Another off-duty officer, later identified as former Sgt. Joe Turner, ran from the backyard and threatened the couple with a “simulated gun underneath his shirt” before fleeing, according to the lawsuit.
Meanwhile, the couple said their children were standing at the front door crying, “afraid for their and their mother’s lives.” The Cortezes said they had to seek professional counseling because their children suffered nightmares and were afraid of being in their home.
The couple said officers later visited their home twice that night, trying to get them to change their story and say Faeth was “simply knocking on the front door” rather than banging and rattling it, and that he “simply knocked [Ms. Cortez] over while falling down,” even though he placed her in a bear hug and threw her to the ground.
The complaint also named officers Trevor Straton and Bray Budgin as accomplices who helped Turner flee the scene in a police car that night. The lawsuit further accused Lt. Ronald Holmgren of impeding the investigation and trying to sweep the incident under the rug.
The police department disciplined four officers who were involved in the incident, according to the Cortez’s attorney, Melissa Nold of the John Burris law firm.
Turner was demoted and lost his rank as sergeant.
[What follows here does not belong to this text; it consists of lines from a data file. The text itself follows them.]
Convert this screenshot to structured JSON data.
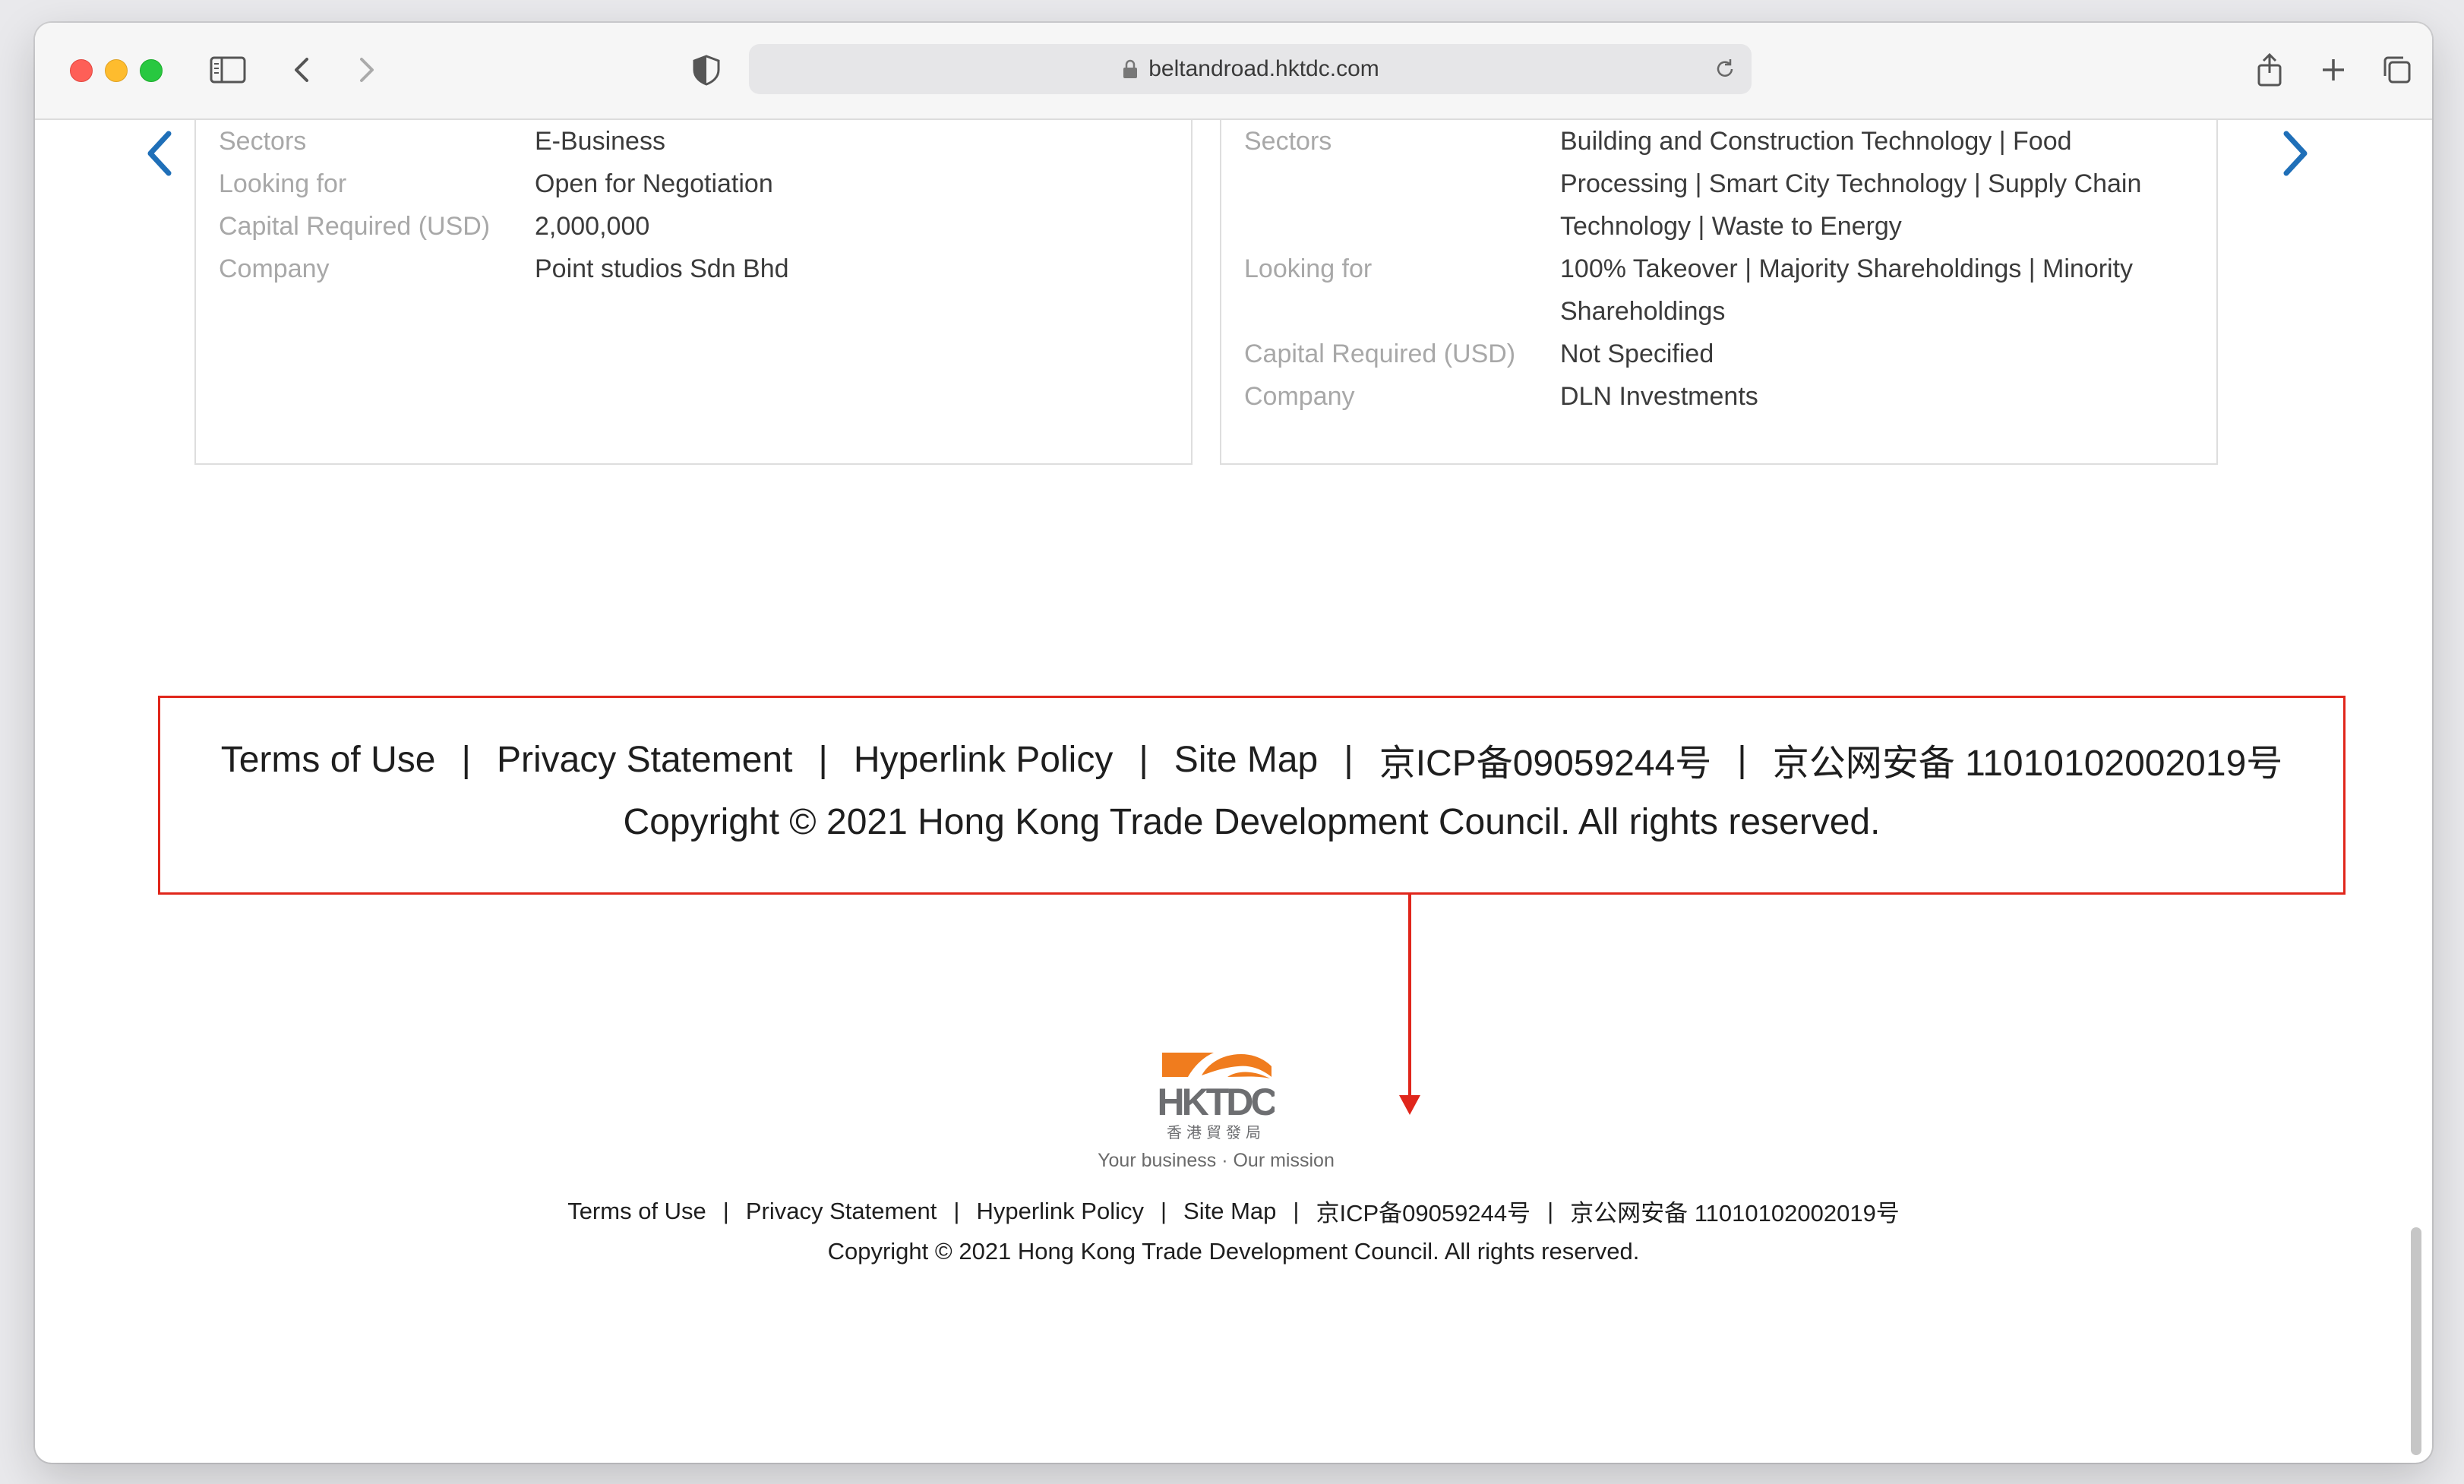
{
  "browser": {
    "url": "beltandroad.hktdc.com"
  },
  "cards": [
    {
      "rows": [
        {
          "label": "Sectors",
          "value": "E-Business"
        },
        {
          "label": "Looking for",
          "value": "Open for Negotiation"
        },
        {
          "label": "Capital Required (USD)",
          "value": "2,000,000"
        },
        {
          "label": "Company",
          "value": "Point studios Sdn Bhd"
        }
      ]
    },
    {
      "rows": [
        {
          "label": "Sectors",
          "value_lines": [
            "Building and Construction Technology | Food",
            "Processing | Smart City Technology | Supply Chain",
            "Technology | Waste to Energy"
          ]
        },
        {
          "label": "Looking for",
          "value_lines": [
            "100% Takeover | Majority Shareholdings | Minority",
            "Shareholdings"
          ]
        },
        {
          "label": "Capital Required (USD)",
          "value": "Not Specified"
        },
        {
          "label": "Company",
          "value": "DLN Investments"
        }
      ]
    }
  ],
  "footer": {
    "links": [
      "Terms of Use",
      "Privacy Statement",
      "Hyperlink Policy",
      "Site Map",
      "京ICP备09059244号",
      "京公网安备 11010102002019号"
    ],
    "separator": "|",
    "copyright": "Copyright © 2021  Hong Kong Trade Development Council. All rights reserved.",
    "logo_text": "HKTDC",
    "logo_chinese": "香港貿發局",
    "tagline": "Your business · Our mission"
  },
  "colors": {
    "accent_blue": "#1f6fb8",
    "annotation_red": "#e0261b",
    "logo_orange": "#f07c1e",
    "logo_gray": "#6d6e71"
  },
  "icons": [
    "sidebar-icon",
    "back-icon",
    "forward-icon",
    "shield-icon",
    "lock-icon",
    "reload-icon",
    "share-icon",
    "new-tab-icon",
    "tabs-overview-icon",
    "chevron-left-icon",
    "chevron-right-icon"
  ]
}
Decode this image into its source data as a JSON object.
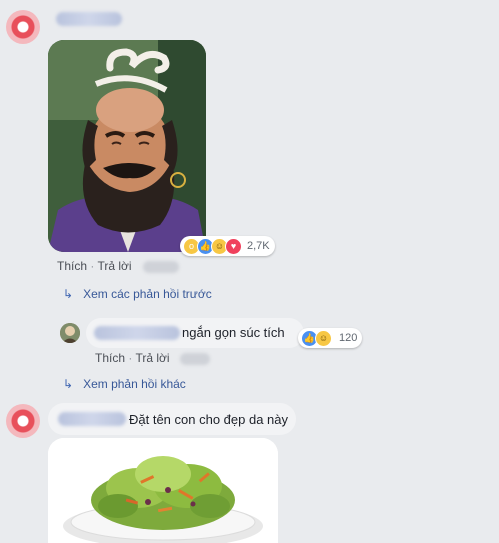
{
  "comment1": {
    "actions": {
      "like": "Thích",
      "sep": "·",
      "reply": "Trả lời"
    },
    "reaction_count": "2,7K",
    "reaction_icons": [
      "wow-icon",
      "like-icon",
      "haha-icon",
      "love-icon"
    ]
  },
  "view_prev_replies": "Xem các phản hồi trước",
  "reply1": {
    "text": "ngắn gọn súc tích",
    "reaction_count": "120",
    "reaction_icons": [
      "like-icon",
      "haha-icon"
    ],
    "actions": {
      "like": "Thích",
      "sep": "·",
      "reply": "Trả lời"
    }
  },
  "view_more_replies": "Xem phản hồi khác",
  "comment2": {
    "text": "Đặt tên con cho đẹp da này"
  },
  "colors": {
    "link": "#385898",
    "bg": "#e9ebee",
    "bubble": "#f2f3f5"
  }
}
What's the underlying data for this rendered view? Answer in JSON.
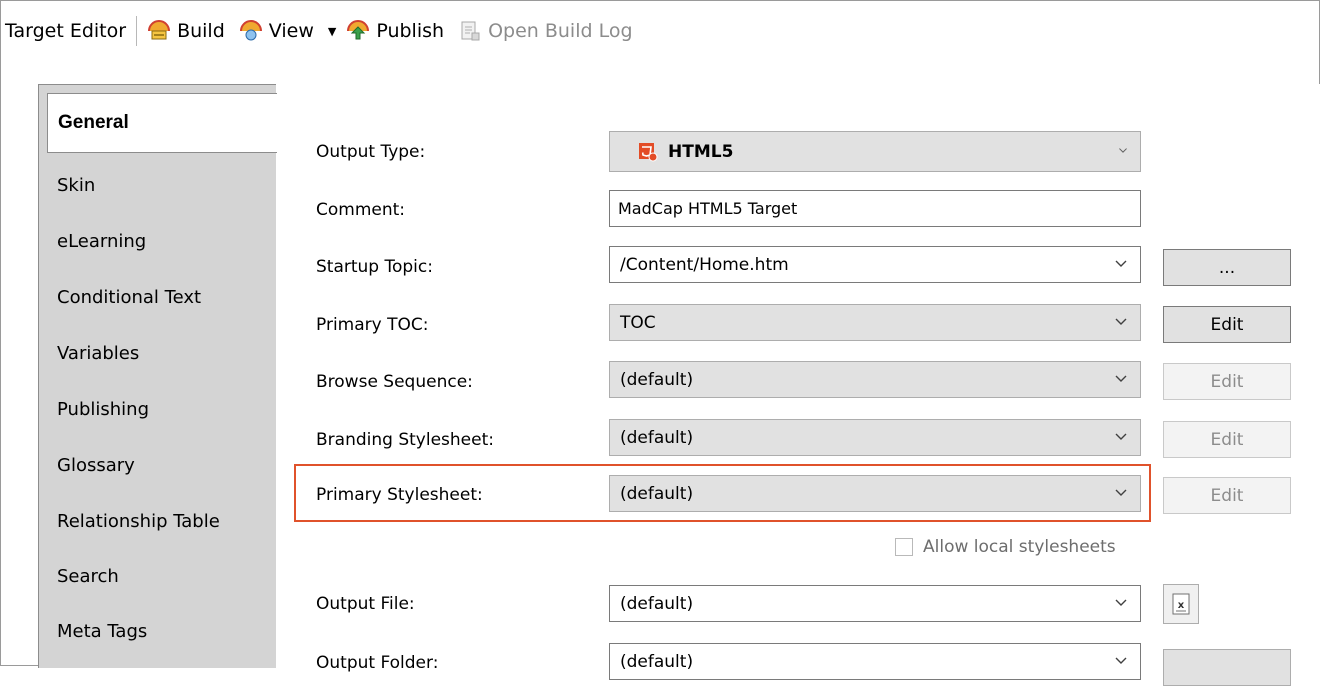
{
  "toolbar": {
    "title": "Target Editor",
    "build": "Build",
    "view": "View",
    "publish": "Publish",
    "open_build_log": "Open Build Log"
  },
  "tabs": [
    "General",
    "Skin",
    "eLearning",
    "Conditional Text",
    "Variables",
    "Publishing",
    "Glossary",
    "Relationship Table",
    "Search",
    "Meta Tags"
  ],
  "form": {
    "output_type_label": "Output Type:",
    "output_type_value": "HTML5",
    "comment_label": "Comment:",
    "comment_value": "MadCap HTML5 Target",
    "startup_topic_label": "Startup Topic:",
    "startup_topic_value": "/Content/Home.htm",
    "startup_topic_browse": "...",
    "primary_toc_label": "Primary TOC:",
    "primary_toc_value": "TOC",
    "browse_sequence_label": "Browse Sequence:",
    "browse_sequence_value": "(default)",
    "branding_stylesheet_label": "Branding Stylesheet:",
    "branding_stylesheet_value": "(default)",
    "primary_stylesheet_label": "Primary Stylesheet:",
    "primary_stylesheet_value": "(default)",
    "allow_local_stylesheets": "Allow local stylesheets",
    "output_file_label": "Output File:",
    "output_file_value": "(default)",
    "output_folder_label": "Output Folder:",
    "output_folder_value": "(default)",
    "edit": "Edit"
  },
  "colors": {
    "highlight": "#e0522b",
    "html5_icon": "#e34c26"
  }
}
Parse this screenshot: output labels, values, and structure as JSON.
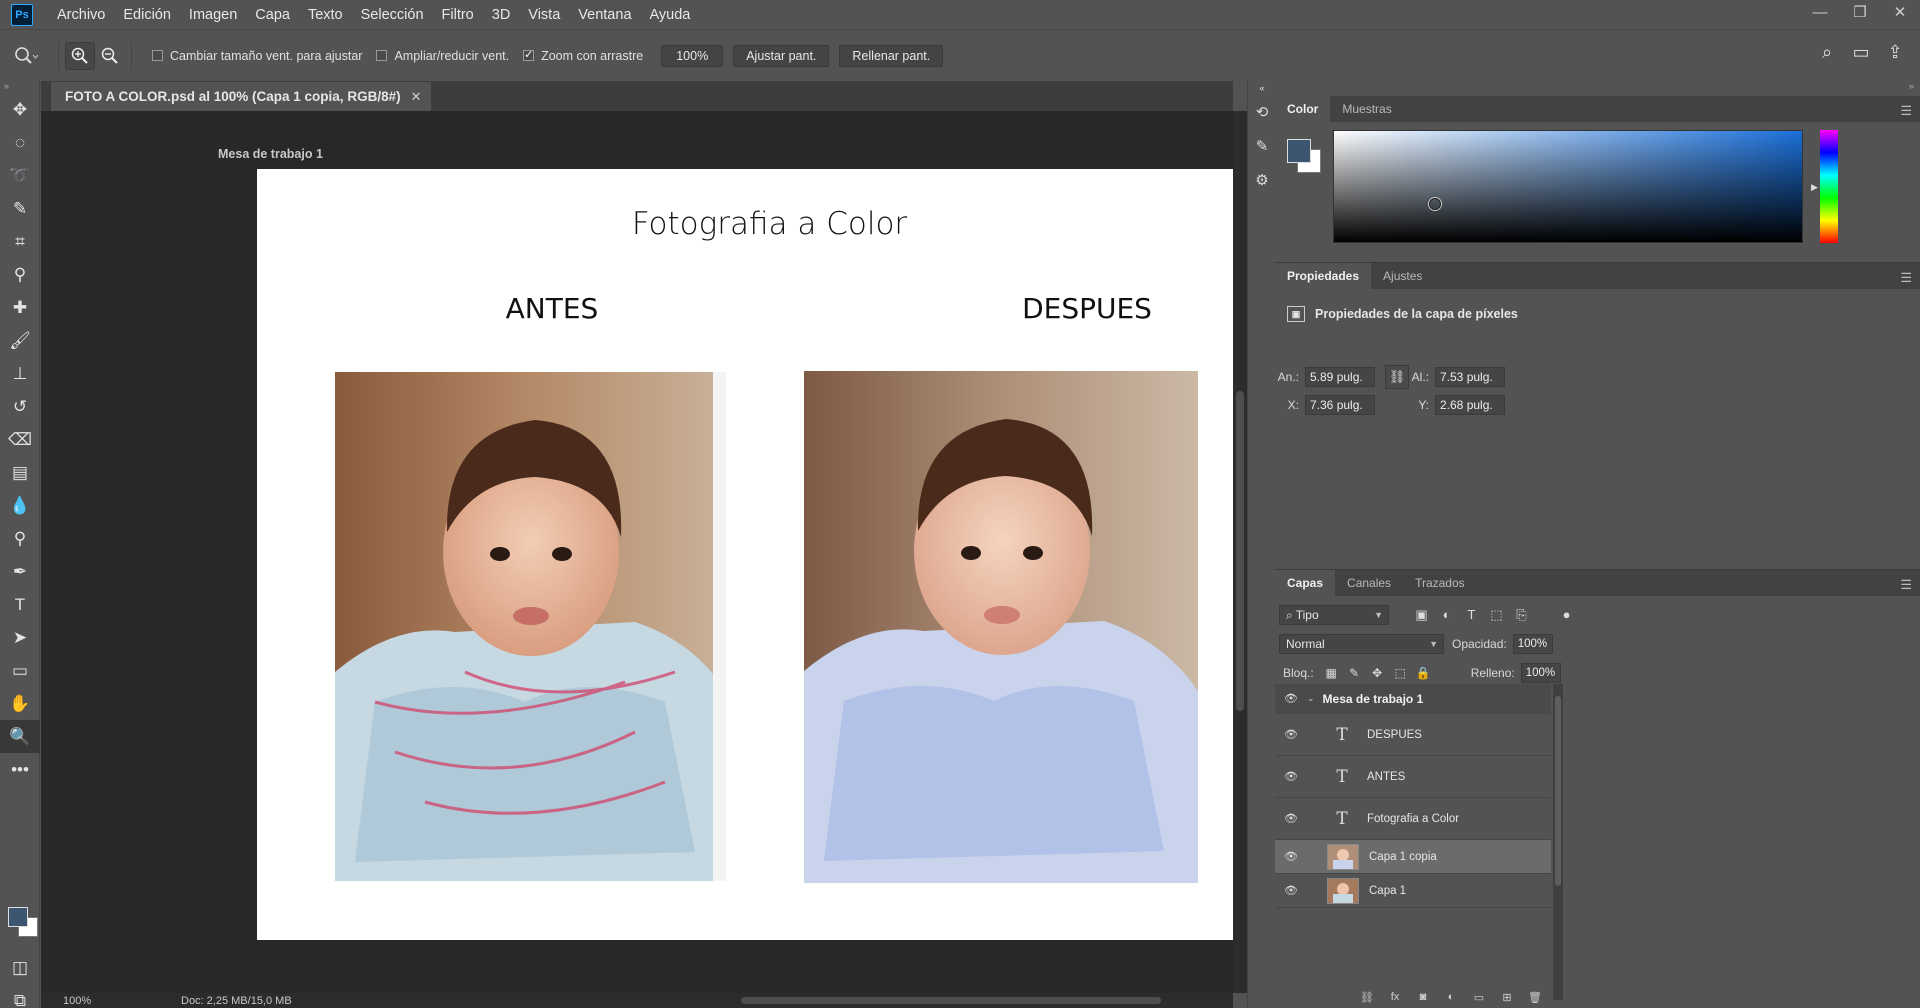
{
  "app": {
    "logo": "Ps"
  },
  "menu": [
    "Archivo",
    "Edición",
    "Imagen",
    "Capa",
    "Texto",
    "Selección",
    "Filtro",
    "3D",
    "Vista",
    "Ventana",
    "Ayuda"
  ],
  "options": {
    "resize_windows": "Cambiar tamaño vent. para ajustar",
    "zoom_all_windows": "Ampliar/reducir vent.",
    "scrubby_zoom": "Zoom con arrastre",
    "zoom_value": "100%",
    "fit_screen": "Ajustar pant.",
    "fill_screen": "Rellenar pant."
  },
  "document": {
    "tab_title": "FOTO A COLOR.psd al 100% (Capa 1 copia, RGB/8#)",
    "artboard_label": "Mesa de trabajo 1",
    "title": "Fotografia a Color",
    "before_label": "ANTES",
    "after_label": "DESPUES"
  },
  "status": {
    "zoom": "100%",
    "doc": "Doc: 2,25 MB/15,0 MB"
  },
  "color_panel": {
    "tabs": [
      "Color",
      "Muestras"
    ],
    "foreground": "#3c5570",
    "background": "#ffffff"
  },
  "properties_panel": {
    "tabs": [
      "Propiedades",
      "Ajustes"
    ],
    "title": "Propiedades de la capa de píxeles",
    "width_label": "An.:",
    "width": "5.89 pulg.",
    "height_label": "Al.:",
    "height": "7.53 pulg.",
    "x_label": "X:",
    "x": "7.36 pulg.",
    "y_label": "Y:",
    "y": "2.68 pulg."
  },
  "layers_panel": {
    "tabs": [
      "Capas",
      "Canales",
      "Trazados"
    ],
    "filter": "Tipo",
    "blend_mode": "Normal",
    "opacity_label": "Opacidad:",
    "opacity": "100%",
    "lock_label": "Bloq.:",
    "fill_label": "Relleno:",
    "fill": "100%",
    "group": "Mesa de trabajo 1",
    "layers": [
      {
        "name": "DESPUES",
        "kind": "text"
      },
      {
        "name": "ANTES",
        "kind": "text"
      },
      {
        "name": "Fotografia a Color",
        "kind": "text"
      },
      {
        "name": "Capa 1 copia",
        "kind": "pixel",
        "selected": true
      },
      {
        "name": "Capa 1",
        "kind": "pixel"
      }
    ]
  }
}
Faeth and Straton were fired, and Budgin faces termination for an unrelated DUI arrest in September 2017.
Faeth was charged with assault, trespassing, and public intoxication in the December 2015 incident. He reached a plea deal in early March and will serve three years’ probation and pay fines and restitution, according to the Alameda County District Attorney’s Office.
To avoid litigation like this in the future, Nold said the Oakland Police Department needs to be more transparent, especially when it comes to officers suspected of criminal wrongdoing.
“We had a very difficult time obtaining even the most basic information,” Nold said in a phone interview earlier this month. “There was a significant lack of transparency here, which is why we got involved to begin with.”
Nold said she believes the $35,000 settlement is fair, given that the city terminated and disciplined officers involved in the incident.
The settlement comes less than three months after an internal audit faulted the police department for failing to properly vet recruits, many of whom were rejected by other police departments. Nold said the failure to properly screen new officers can be a factor that leads to incidents like this.
“If they’re lowering their standards because of staffing needs, it creates a situation where you have people less qualified or less desirable candidates getting put into the department,” Nold said.
The civil rights attorney said her clients are happy to resolve the lawsuit and “get back to their lives.”
The Oakland Police Department declined to comment, and the Oakland City Attorney’s Office did not immediately respond to an email seeking comment Friday.